We use relative arrival times and locations for similar earthquake pairs that are found using a cross-correlation method to analyze the time dependence of P and S station terms in southern California from 1984 to 2002. We examine 494 similar event clusters recorded by Southern California Seismic Network (SCSN) stations and compute absolute arrival-time variations from the differential arrival-time residuals obtained following event relocation. We compute station terms from the robust means of the absolute arrival-time residuals from all events recorded by each station at 3-month intervals. We observe nine stations with abrupt offsets in timing of 20-70 msec, which are likely caused by equipment changes during our study period.
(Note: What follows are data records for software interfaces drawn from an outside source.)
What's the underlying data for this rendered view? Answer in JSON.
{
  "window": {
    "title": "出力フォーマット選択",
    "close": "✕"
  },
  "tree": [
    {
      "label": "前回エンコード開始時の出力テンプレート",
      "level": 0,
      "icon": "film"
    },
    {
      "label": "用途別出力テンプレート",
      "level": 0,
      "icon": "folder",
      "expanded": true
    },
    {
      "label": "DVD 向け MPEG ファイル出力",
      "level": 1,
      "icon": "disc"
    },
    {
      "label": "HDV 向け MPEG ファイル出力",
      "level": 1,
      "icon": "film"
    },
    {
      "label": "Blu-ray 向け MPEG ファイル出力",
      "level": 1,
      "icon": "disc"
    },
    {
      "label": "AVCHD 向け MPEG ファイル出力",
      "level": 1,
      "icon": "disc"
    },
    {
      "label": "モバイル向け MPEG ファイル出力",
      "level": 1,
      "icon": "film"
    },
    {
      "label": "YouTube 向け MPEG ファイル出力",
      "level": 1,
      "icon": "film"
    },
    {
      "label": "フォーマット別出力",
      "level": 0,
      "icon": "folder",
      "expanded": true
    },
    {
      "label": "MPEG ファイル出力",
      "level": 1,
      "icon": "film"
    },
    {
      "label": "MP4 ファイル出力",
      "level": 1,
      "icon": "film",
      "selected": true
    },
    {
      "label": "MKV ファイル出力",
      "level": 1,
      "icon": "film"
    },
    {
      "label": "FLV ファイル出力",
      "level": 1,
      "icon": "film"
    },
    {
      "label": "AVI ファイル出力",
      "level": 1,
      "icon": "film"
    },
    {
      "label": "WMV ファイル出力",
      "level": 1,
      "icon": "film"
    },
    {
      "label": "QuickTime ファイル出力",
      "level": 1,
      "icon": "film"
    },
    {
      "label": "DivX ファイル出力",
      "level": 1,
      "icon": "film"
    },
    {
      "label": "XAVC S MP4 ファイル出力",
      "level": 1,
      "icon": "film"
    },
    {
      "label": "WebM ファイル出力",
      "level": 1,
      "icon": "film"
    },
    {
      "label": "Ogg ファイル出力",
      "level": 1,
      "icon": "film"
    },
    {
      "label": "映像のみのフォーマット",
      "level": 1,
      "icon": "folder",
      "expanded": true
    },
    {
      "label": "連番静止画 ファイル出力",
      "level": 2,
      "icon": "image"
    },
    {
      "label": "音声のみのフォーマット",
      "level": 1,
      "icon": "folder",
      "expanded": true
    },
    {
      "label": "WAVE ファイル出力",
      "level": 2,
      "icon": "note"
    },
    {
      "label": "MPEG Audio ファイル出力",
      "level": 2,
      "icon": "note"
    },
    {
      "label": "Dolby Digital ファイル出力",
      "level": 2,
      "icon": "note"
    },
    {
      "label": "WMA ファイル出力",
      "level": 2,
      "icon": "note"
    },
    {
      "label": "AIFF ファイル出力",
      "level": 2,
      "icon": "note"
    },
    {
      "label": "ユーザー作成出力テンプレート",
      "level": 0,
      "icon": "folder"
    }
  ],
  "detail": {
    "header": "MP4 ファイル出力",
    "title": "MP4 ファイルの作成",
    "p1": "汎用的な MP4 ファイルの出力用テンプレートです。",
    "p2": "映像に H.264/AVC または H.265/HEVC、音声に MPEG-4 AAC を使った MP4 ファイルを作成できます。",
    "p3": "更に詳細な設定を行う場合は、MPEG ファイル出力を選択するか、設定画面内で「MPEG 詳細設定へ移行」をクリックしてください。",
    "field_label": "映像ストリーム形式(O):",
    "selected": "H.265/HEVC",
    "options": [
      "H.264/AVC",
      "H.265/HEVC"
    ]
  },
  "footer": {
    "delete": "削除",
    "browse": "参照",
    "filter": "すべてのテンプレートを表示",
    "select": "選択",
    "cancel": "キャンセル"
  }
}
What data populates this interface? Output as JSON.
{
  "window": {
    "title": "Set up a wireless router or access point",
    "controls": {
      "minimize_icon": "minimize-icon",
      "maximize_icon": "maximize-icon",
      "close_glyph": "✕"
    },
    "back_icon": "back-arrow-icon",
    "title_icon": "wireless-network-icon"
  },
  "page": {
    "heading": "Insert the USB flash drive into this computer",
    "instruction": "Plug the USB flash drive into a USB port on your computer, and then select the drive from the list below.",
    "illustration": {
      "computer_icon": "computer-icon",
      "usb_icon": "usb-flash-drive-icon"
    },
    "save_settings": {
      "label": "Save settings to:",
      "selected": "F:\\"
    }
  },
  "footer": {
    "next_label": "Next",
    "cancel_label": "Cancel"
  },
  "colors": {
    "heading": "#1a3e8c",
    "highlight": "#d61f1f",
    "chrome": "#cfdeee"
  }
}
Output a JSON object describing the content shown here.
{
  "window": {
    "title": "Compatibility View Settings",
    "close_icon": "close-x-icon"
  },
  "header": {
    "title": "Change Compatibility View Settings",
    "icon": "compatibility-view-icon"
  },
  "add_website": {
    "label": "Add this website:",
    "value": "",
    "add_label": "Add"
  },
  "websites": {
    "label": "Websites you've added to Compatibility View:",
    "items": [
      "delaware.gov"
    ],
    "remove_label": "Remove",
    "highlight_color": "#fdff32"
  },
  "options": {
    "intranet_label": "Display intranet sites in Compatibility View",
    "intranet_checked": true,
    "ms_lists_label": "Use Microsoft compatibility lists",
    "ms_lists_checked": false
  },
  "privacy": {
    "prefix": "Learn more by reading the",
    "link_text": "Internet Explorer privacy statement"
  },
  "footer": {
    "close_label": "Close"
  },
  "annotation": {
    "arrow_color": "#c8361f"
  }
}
Taking these changes into account could improve the relative location accuracy for some of the event clusters. For other stations, we generally do not see systematic temporal variations greater than about 10 msec. Analysis of residuals along individual ray paths does not reveal any clear localized regions of apparent velocity changes at depth. These results limit large-scale, long-lasting temporal variations in P and S velocities across southern California during this time period to less than about ±0.2%. However, there is an increased fraction of individual travel-time residuals exceeding 20 msec immediately following major earthquakes from source regions near the main-shock rupture.
ASJC Scopus subject areas
- Geochemistry and Petrology